In addition to downloadable day one DLC there seems to be a particular disdain for on-disc DLC. Essentially, I make all the same arguments for that kind of content that I would for any other launch DLC, but people seem to regularly express the view that purchasing on-disc DLC means paying for something you’ve already bought, in a way downloadable launch DLC doesn’t. However, it can be seen that this is not the case from the fact that many of the people who complain about on-disc DLC know about the on-disc DLC in a game when they buy it. They will enter into a deal where they pay money for a product in which they know some of the on-disc content is restricted, and then complain that they’ve been ripped off, despite the product functioning exactly as they believed it did when they willingly exchanged money for it.
I believe a large part of the controversy over on-disc DLC specifically has come about because people feel that if something is physically in their possession then they should have access to it, because we have traditionally been used to buying products and having access to everything in our possession, instead of also taking into account licensing issues and content restrictions that have come with the digital age. However, I have yet to hear a good argument why such content restrictions alone mean we’re getting conned. In terms of how it functions and what you’re paying for on-disc DLC is identical to any downloadable day one DLC, except that customers can get their content without lengthy download times and those with little hard-drive space don’t have to have it consumed by downloaded data.
The True Problem
Ultimately I think the controversy over day one DLC begins to touch on a very important issue in the industry, but I think it has its sights a little off. We shouldn’t be whining over whether games have early DLC or not, but what we should be looking at is whether game content, whatever form it comes in, is giving us value for money. I’ve seen no good argument for why we should be owed any more than what we’ve paid for, and there’s no reason we should be given anything simply because it was made before the release of the main game, that’s the exact kind of thing people are talking about when they use the phrase “gamer entitlement”. If a company has given you a product of appropriate quality and length for the money you paid, you can’t say fairer than that. My issue is that a lot of companies aren’t doing this, and this is what we should be voicing our complaints over, instead of attacking the red herring of the concept of day one DLC.
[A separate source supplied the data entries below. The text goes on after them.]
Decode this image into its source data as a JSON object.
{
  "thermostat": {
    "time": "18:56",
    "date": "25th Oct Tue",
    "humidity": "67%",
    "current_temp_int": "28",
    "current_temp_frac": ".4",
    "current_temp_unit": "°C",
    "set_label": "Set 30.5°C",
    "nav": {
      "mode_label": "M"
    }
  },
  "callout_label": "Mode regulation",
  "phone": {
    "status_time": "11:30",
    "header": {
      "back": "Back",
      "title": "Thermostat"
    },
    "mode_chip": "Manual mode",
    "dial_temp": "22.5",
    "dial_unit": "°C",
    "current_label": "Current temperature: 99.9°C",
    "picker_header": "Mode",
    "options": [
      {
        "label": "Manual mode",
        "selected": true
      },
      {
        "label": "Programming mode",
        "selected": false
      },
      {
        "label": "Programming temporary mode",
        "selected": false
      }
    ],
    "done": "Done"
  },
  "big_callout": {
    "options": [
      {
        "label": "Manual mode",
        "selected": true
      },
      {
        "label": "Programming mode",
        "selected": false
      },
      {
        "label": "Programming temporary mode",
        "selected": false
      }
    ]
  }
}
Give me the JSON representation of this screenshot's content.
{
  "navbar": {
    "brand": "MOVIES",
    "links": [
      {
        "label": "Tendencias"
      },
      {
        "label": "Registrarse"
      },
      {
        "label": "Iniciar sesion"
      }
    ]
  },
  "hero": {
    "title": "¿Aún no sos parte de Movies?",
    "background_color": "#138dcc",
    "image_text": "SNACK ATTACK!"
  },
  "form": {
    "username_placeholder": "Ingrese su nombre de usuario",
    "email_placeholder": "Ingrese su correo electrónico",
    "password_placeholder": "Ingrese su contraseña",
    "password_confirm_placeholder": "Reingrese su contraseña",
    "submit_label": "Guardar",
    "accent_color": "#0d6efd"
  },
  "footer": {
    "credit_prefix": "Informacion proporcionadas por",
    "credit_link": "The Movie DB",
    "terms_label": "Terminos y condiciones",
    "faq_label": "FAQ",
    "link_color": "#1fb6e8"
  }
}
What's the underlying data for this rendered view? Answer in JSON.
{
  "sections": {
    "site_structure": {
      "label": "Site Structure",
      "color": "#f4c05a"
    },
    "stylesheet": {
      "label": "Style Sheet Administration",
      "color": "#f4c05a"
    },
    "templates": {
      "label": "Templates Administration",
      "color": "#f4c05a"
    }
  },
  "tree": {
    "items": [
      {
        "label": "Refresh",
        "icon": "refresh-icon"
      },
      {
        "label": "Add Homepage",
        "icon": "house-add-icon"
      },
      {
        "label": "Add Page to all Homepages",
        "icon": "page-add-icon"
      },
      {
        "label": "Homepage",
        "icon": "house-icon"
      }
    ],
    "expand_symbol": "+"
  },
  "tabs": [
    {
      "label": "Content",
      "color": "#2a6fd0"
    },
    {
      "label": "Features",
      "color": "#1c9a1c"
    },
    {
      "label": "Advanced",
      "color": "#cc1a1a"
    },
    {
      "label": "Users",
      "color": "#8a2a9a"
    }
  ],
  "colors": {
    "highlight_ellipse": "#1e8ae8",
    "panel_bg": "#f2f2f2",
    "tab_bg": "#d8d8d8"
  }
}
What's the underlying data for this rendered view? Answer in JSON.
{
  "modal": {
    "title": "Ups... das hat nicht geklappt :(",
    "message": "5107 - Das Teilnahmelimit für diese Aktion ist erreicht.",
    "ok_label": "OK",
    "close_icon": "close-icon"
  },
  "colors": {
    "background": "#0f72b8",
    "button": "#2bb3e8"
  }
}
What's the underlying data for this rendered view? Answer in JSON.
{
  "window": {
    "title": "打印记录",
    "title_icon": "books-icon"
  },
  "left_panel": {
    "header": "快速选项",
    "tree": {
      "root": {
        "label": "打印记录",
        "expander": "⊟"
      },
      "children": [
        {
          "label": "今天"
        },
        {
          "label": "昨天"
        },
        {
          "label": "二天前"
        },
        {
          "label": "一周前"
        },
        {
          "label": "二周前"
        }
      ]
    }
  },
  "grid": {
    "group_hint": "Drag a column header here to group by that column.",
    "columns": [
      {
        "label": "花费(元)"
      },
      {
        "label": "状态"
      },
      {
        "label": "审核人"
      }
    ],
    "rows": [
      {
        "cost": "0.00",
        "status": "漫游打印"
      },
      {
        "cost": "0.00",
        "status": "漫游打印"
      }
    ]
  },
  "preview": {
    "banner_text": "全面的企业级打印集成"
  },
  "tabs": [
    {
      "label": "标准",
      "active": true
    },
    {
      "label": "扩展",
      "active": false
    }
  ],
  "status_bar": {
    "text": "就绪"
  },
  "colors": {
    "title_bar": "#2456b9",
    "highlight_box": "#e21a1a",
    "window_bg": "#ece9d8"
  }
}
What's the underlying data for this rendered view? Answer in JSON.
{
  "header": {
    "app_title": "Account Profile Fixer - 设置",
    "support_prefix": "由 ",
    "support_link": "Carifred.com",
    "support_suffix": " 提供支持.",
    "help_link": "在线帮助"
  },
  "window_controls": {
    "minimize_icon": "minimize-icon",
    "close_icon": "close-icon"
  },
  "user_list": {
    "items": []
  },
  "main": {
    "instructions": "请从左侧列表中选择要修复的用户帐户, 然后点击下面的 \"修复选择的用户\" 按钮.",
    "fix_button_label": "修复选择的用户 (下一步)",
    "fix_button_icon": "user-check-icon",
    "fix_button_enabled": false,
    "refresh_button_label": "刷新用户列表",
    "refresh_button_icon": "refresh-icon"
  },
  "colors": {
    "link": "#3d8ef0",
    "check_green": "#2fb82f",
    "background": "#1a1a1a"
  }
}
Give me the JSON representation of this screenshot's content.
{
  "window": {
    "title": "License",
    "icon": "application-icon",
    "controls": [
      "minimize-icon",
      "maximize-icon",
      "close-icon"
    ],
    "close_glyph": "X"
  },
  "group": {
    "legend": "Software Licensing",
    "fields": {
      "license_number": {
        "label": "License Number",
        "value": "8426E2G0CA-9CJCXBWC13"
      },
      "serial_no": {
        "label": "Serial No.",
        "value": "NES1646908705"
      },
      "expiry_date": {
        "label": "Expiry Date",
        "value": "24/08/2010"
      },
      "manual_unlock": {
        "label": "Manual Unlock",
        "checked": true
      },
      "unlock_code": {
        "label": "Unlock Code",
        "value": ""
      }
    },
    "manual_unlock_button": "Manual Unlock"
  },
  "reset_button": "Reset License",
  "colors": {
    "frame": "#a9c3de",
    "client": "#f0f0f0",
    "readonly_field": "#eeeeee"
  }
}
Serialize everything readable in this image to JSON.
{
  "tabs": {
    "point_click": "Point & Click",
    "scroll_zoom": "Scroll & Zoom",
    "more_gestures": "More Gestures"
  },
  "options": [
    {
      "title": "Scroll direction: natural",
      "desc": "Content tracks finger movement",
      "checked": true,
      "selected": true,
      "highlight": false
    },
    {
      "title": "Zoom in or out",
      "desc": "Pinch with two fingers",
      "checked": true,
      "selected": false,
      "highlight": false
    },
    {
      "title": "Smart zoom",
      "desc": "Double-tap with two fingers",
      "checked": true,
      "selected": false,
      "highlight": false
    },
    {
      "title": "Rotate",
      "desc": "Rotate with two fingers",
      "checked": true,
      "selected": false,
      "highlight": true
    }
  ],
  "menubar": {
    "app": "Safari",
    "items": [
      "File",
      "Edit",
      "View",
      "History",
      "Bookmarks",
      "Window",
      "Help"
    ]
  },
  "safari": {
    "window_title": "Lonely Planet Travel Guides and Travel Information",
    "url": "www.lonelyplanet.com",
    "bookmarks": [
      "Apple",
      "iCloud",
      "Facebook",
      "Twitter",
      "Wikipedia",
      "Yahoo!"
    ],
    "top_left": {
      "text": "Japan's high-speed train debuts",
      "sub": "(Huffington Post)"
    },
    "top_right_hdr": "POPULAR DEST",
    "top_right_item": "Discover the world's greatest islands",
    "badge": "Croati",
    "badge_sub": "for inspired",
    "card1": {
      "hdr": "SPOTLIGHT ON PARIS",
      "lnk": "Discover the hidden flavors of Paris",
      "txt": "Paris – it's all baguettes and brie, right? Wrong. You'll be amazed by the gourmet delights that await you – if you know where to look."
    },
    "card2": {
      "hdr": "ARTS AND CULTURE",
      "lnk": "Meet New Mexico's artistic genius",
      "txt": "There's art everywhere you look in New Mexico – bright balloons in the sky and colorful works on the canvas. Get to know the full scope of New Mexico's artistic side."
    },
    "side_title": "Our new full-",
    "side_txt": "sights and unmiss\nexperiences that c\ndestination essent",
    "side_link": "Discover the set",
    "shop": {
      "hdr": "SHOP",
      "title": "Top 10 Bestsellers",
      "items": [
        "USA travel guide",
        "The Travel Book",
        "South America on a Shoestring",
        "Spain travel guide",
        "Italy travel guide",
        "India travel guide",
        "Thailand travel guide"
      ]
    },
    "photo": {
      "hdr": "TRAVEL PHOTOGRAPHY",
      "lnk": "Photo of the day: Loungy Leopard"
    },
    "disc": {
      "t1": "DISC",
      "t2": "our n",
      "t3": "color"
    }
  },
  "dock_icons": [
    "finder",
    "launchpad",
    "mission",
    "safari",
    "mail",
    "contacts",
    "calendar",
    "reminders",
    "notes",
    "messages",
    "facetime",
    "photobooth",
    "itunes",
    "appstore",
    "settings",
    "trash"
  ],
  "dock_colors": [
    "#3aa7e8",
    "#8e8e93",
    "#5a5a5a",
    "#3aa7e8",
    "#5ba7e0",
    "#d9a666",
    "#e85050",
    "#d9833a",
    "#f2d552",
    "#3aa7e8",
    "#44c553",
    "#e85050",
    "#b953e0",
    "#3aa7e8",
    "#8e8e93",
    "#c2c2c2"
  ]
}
At least here in the UK I think the default £40 price tag just seems like too much for the average game, and many out in the U.S. have argued that $60 is too much as well. What’s more we have seen a lot of badly priced DLC, from single-player experiences that end all too soon for what we’ve paid, to handfuls of maps for popular games being sold at extortionate prices. I doubt they’re going away any time soon, but in a world where we don’t all have limitless bundles of cash to spend on video games, and the industry is quickly trying to eradicate the used game market and take more control over their sales it’s sad to see. Don’t hate day one DLC, hate not getting your money’s worth.